Supplied records section start
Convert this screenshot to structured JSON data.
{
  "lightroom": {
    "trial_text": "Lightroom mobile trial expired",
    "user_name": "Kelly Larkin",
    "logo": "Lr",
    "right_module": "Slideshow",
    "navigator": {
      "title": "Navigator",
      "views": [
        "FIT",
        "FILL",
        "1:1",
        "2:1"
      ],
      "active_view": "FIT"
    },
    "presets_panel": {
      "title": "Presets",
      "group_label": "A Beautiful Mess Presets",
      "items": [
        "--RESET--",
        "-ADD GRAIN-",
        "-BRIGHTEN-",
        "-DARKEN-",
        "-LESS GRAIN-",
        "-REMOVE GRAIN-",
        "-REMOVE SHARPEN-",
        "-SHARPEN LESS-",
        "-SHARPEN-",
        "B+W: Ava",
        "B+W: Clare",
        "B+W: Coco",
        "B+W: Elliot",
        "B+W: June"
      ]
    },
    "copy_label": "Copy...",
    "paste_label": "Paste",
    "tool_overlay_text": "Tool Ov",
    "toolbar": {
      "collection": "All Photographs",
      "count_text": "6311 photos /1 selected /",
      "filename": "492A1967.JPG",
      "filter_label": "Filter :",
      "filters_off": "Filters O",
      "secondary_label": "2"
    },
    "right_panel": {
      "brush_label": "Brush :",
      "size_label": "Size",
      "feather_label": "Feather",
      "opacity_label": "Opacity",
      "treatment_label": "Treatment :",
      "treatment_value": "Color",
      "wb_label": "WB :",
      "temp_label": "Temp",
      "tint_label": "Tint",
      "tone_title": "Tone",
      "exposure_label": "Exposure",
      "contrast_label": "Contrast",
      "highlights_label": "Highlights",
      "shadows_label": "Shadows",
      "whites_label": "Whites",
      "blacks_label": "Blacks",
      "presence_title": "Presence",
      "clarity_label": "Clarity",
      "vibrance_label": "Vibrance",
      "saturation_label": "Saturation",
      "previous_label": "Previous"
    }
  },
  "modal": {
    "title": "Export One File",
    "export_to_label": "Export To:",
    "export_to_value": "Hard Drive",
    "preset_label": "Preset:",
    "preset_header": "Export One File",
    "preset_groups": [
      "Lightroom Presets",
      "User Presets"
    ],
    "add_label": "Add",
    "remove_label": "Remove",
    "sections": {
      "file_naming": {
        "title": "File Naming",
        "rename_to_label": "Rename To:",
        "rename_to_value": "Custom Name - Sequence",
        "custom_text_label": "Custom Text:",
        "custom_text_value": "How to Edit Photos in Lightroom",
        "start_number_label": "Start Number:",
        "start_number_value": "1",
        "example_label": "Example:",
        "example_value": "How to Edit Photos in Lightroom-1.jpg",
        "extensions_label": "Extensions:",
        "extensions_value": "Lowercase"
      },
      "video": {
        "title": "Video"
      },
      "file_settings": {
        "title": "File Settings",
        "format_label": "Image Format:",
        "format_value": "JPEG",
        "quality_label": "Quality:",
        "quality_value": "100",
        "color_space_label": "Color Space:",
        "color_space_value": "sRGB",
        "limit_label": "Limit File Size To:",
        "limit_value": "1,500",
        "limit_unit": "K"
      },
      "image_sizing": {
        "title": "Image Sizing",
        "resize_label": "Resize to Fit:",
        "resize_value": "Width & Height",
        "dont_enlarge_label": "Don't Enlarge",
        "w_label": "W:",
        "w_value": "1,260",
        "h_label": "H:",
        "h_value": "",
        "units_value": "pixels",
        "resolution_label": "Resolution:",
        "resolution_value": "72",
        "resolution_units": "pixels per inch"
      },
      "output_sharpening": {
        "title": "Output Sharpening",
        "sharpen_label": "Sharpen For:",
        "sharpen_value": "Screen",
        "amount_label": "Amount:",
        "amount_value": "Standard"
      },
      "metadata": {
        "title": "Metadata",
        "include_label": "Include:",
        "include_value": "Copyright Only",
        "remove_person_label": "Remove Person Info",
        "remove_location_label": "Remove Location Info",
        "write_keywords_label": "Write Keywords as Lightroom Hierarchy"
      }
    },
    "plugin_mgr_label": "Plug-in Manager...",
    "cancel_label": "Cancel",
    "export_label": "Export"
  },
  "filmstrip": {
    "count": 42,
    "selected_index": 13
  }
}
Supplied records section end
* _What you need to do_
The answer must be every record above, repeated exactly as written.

* _Answer to this problem_
Convert this screenshot to structured JSON data.
{
  "lightroom": {
    "trial_text": "Lightroom mobile trial expired",
    "user_name": "Kelly Larkin",
    "logo": "Lr",
    "right_module": "Slideshow",
    "navigator": {
      "title": "Navigator",
      "views": [
        "FIT",
        "FILL",
        "1:1",
        "2:1"
      ],
      "active_view": "FIT"
    },
    "presets_panel": {
      "title": "Presets",
      "group_label": "A Beautiful Mess Presets",
      "items": [
        "--RESET--",
        "-ADD GRAIN-",
        "-BRIGHTEN-",
        "-DARKEN-",
        "-LESS GRAIN-",
        "-REMOVE GRAIN-",
        "-REMOVE SHARPEN-",
        "-SHARPEN LESS-",
        "-SHARPEN-",
        "B+W: Ava",
        "B+W: Clare",
        "B+W: Coco",
        "B+W: Elliot",
        "B+W: June"
      ]
    },
    "copy_label": "Copy...",
    "paste_label": "Paste",
    "tool_overlay_text": "Tool Ov",
    "toolbar": {
      "collection": "All Photographs",
      "count_text": "6311 photos /1 selected /",
      "filename": "492A1967.JPG",
      "filter_label": "Filter :",
      "filters_off": "Filters O",
      "secondary_label": "2"
    },
    "right_panel": {
      "brush_label": "Brush :",
      "size_label": "Size",
      "feather_label": "Feather",
      "opacity_label": "Opacity",
      "treatment_label": "Treatment :",
      "treatment_value": "Color",
      "wb_label": "WB :",
      "temp_label": "Temp",
      "tint_label": "Tint",
      "tone_title": "Tone",
      "exposure_label": "Exposure",
      "contrast_label": "Contrast",
      "highlights_label": "Highlights",
      "shadows_label": "Shadows",
      "whites_label": "Whites",
      "blacks_label": "Blacks",
      "presence_title": "Presence",
      "clarity_label": "Clarity",
      "vibrance_label": "Vibrance",
      "saturation_label": "Saturation",
      "previous_label": "Previous"
    }
  },
  "modal": {
    "title": "Export One File",
    "export_to_label": "Export To:",
    "export_to_value": "Hard Drive",
    "preset_label": "Preset:",
    "preset_header": "Export One File",
    "preset_groups": [
      "Lightroom Presets",
      "User Presets"
    ],
    "add_label": "Add",
    "remove_label": "Remove",
    "sections": {
      "file_naming": {
        "title": "File Naming",
        "rename_to_label": "Rename To:",
        "rename_to_value": "Custom Name - Sequence",
        "custom_text_label": "Custom Text:",
        "custom_text_value": "How to Edit Photos in Lightroom",
        "start_number_label": "Start Number:",
        "start_number_value": "1",
        "example_label": "Example:",
        "example_value": "How to Edit Photos in Lightroom-1.jpg",
        "extensions_label": "Extensions:",
        "extensions_value": "Lowercase"
      },
      "video": {
        "title": "Video"
      },
      "file_settings": {
        "title": "File Settings",
        "format_label": "Image Format:",
        "format_value": "JPEG",
        "quality_label": "Quality:",
        "quality_value": "100",
        "color_space_label": "Color Space:",
        "color_space_value": "sRGB",
        "limit_label": "Limit File Size To:",
        "limit_value": "1,500",
        "limit_unit": "K"
      },
      "image_sizing": {
        "title": "Image Sizing",
        "resize_label": "Resize to Fit:",
        "resize_value": "Width & Height",
        "dont_enlarge_label": "Don't Enlarge",
        "w_label": "W:",
        "w_value": "1,260",
        "h_label": "H:",
        "h_value": "",
        "units_value": "pixels",
        "resolution_label": "Resolution:",
        "resolution_value": "72",
        "resolution_units": "pixels per inch"
      },
      "output_sharpening": {
        "title": "Output Sharpening",
        "sharpen_label": "Sharpen For:",
        "sharpen_value": "Screen",
        "amount_label": "Amount:",
        "amount_value": "Standard"
      },
      "metadata": {
        "title": "Metadata",
        "include_label": "Include:",
        "include_value": "Copyright Only",
        "remove_person_label": "Remove Person Info",
        "remove_location_label": "Remove Location Info",
        "write_keywords_label": "Write Keywords as Lightroom Hierarchy"
      }
    },
    "plugin_mgr_label": "Plug-in Manager...",
    "cancel_label": "Cancel",
    "export_label": "Export"
  },
  "filmstrip": {
    "count": 42,
    "selected_index": 13
  }
}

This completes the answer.